Over the last couple of weeks, Jeremy Lin has made many a foil and many a fool of his opponents. His and the New York Knicks' incredible streak may have blurred the fact that this all started on Feb. 4, when Lin came off the bench to lead a comeback over the New Jersey Nets. One person who absolutely did not forget about that is Deron Williams. Based on the way he played Monday night, it seems likely that he spend the previous 15 days thinking about nothing but that game and tossing darts at a cut-out of Lin's face. Williams, who got burned by Lin throughout that loss a couple weeks ago, single-handedly dismantled the Knicks with a career-best outing from downtown. His 38 points, including eight three-pointers, led the Nets to a 100-92 win and produced the prevailing storyline in a game that had plenty others to offer.
The major storyline for the home team was one of New York's first games as a nearly-whole squad. Though several bench players were missing, the Knicks had Carmelo Anthony back in the starting lineup, Baron Davis making his debut off the bench, and J.R. Smith playing his second game with the team. Would Melo mesh with Lin? With Amar'e Stoudemire? Would Baron Davis help off the bench? Would Smith prove to be more reward than risk? The answer: Uh, maybe? A little?
The Knicks rushed out to a double-digit lead in the first quarter, moving the ball beautifully in front of a raucous crowd, but things kind of fell apart from there.
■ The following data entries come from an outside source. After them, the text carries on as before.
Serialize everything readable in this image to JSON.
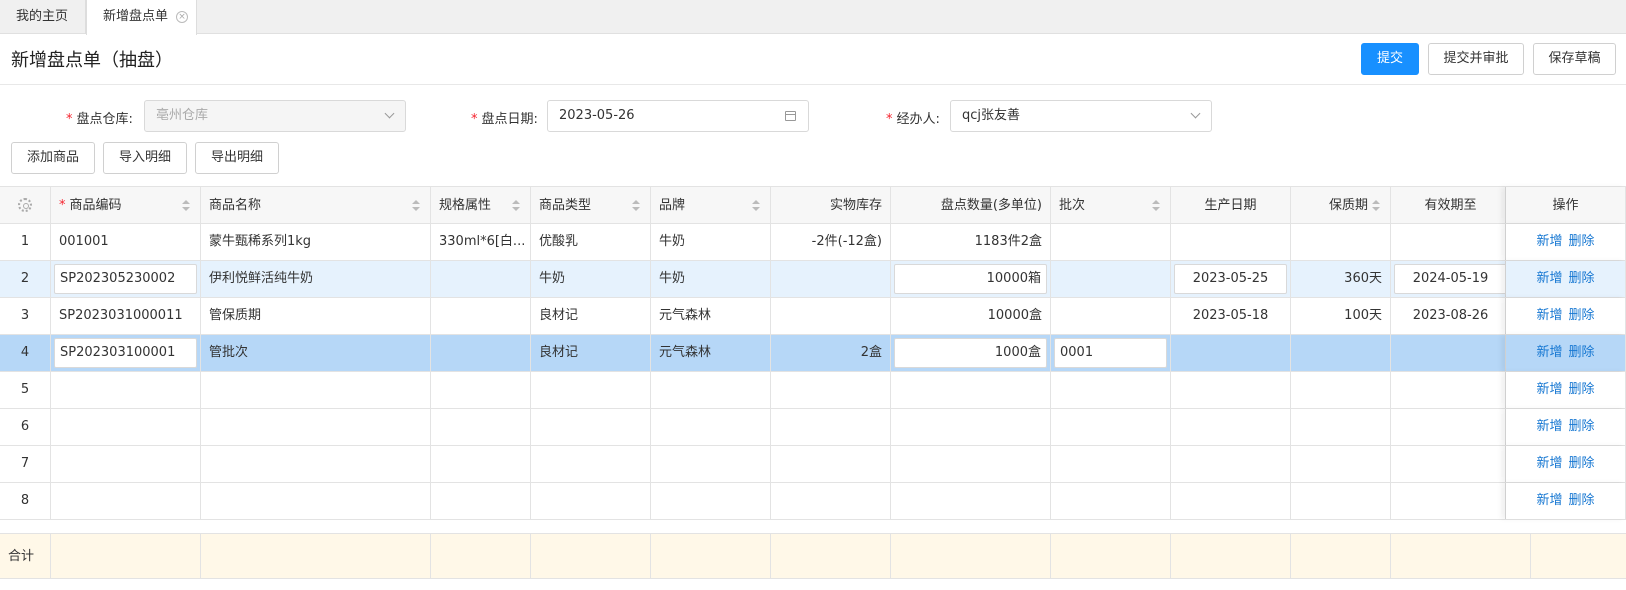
{
  "tabs": [
    {
      "label": "我的主页"
    },
    {
      "label": "新增盘点单"
    }
  ],
  "page": {
    "title": "新增盘点单（抽盘）"
  },
  "actions": {
    "submit": "提交",
    "submit_approve": "提交并审批",
    "save_draft": "保存草稿"
  },
  "form": {
    "warehouse": {
      "label": "盘点仓库:",
      "value": "亳州仓库"
    },
    "date": {
      "label": "盘点日期:",
      "value": "2023-05-26"
    },
    "handler": {
      "label": "经办人:",
      "value": "qcj张友善"
    }
  },
  "toolbar": {
    "add_goods": "添加商品",
    "import_detail": "导入明细",
    "export_detail": "导出明细"
  },
  "table": {
    "headers": {
      "code": "商品编码",
      "name": "商品名称",
      "spec": "规格属性",
      "type": "商品类型",
      "brand": "品牌",
      "stock": "实物库存",
      "count_qty": "盘点数量(多单位)",
      "batch": "批次",
      "prod_date": "生产日期",
      "shelf_life": "保质期",
      "expiry": "有效期至",
      "ops": "操作"
    },
    "rows": [
      {
        "no": "1",
        "code": "001001",
        "name": "蒙牛甄稀系列1kg",
        "spec": "330ml*6[白...",
        "type": "优酸乳",
        "brand": "牛奶",
        "stock": "-2件(-12盒)",
        "count_qty": "1183件2盒",
        "batch": "",
        "prod_date": "",
        "shelf_life": "",
        "expiry": ""
      },
      {
        "no": "2",
        "code": "SP202305230002",
        "name": "伊利悦鲜活纯牛奶",
        "spec": "",
        "type": "牛奶",
        "brand": "牛奶",
        "stock": "",
        "count_qty": "10000箱",
        "batch": "",
        "prod_date": "2023-05-25",
        "shelf_life": "360天",
        "expiry": "2024-05-19"
      },
      {
        "no": "3",
        "code": "SP2023031000011",
        "name": "管保质期",
        "spec": "",
        "type": "良材记",
        "brand": "元气森林",
        "stock": "",
        "count_qty": "10000盒",
        "batch": "",
        "prod_date": "2023-05-18",
        "shelf_life": "100天",
        "expiry": "2023-08-26"
      },
      {
        "no": "4",
        "code": "SP202303100001",
        "name": "管批次",
        "spec": "",
        "type": "良材记",
        "brand": "元气森林",
        "stock": "2盒",
        "count_qty": "1000盒",
        "batch": "0001",
        "prod_date": "",
        "shelf_life": "",
        "expiry": ""
      },
      {
        "no": "5"
      },
      {
        "no": "6"
      },
      {
        "no": "7"
      },
      {
        "no": "8"
      }
    ],
    "op_add": "新增",
    "op_delete": "删除",
    "total_label": "合计"
  }
}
Melo looked pretty rusty after two weeks on the sidelines and the rest of the Knicks struggled to find and execute open looks. More importantly, the defense caved to an otherworldly outside performance by the Nets and surrendered an exceedingly physical -- often downright nasty -- battle inside.
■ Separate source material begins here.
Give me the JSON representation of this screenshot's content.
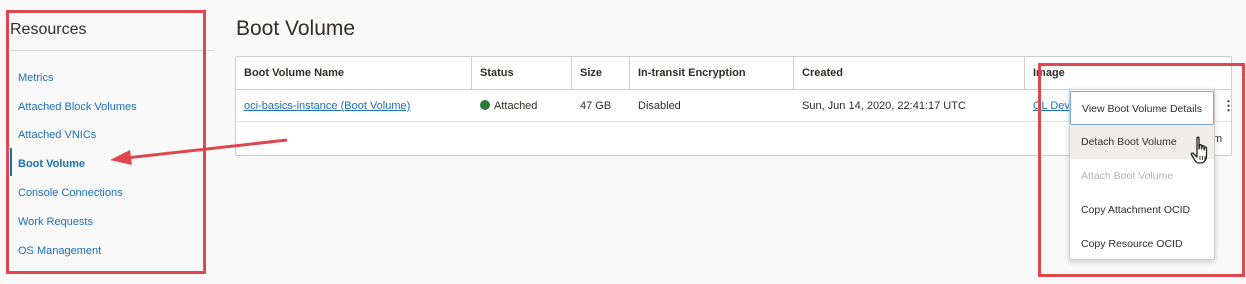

New Jersey's three-point shooting started as a flurry of uncontested threes by Williams and DeShawn Stevenson, but by the second half, it was all Williams, all net, all the time. It got absurd. Williams hit a career-high eight three-pointers and had 18 points of his 38 in the third quarter alone. In that third, he went from canning open looks to drilling pull-up heat checks over and through defenders. Had he not gotten in foul trouble, Williams might well have avenged his way to 50, but even with an early exit, the damage was down. Deron's outing was part of a 15-31 outside performance by the Nets, and anything that didn't come from outside the arc fell into the hands of Kris Humphries, who harassed the Knick front line to no end and finished with 14 points and 14 rebounds. The Nets went up by as much as 19 in the second half and, despite small runs, never really seemed threatened.
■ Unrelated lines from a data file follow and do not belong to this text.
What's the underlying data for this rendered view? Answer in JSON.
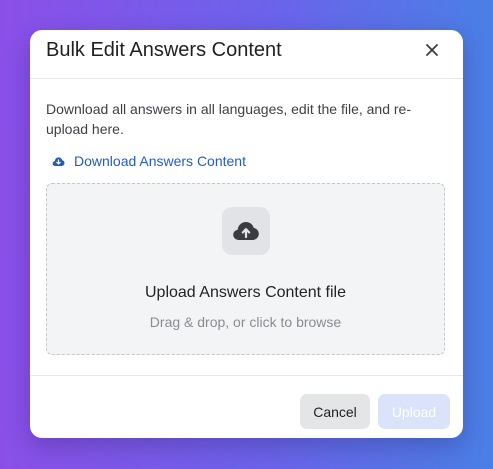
{
  "modal": {
    "title": "Bulk Edit Answers Content",
    "close_icon": "close-icon"
  },
  "body": {
    "description": "Download all answers in all languages, edit the file, and re-upload here.",
    "download_link": {
      "label": "Download Answers Content",
      "icon": "cloud-download-icon"
    },
    "dropzone": {
      "icon": "cloud-upload-icon",
      "title": "Upload Answers Content file",
      "hint": "Drag & drop, or click to browse"
    }
  },
  "footer": {
    "cancel_label": "Cancel",
    "upload_label": "Upload",
    "upload_disabled": true
  },
  "colors": {
    "link": "#1f5cc9",
    "upload_disabled_bg": "#dbe3fb",
    "cancel_bg": "#e4e5e7"
  }
}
New York's loss dropped them back below .500 but, with a Boston loss, actually moved them to 7th in the Eastern Conference. The Nets moved to 10-24 with the win.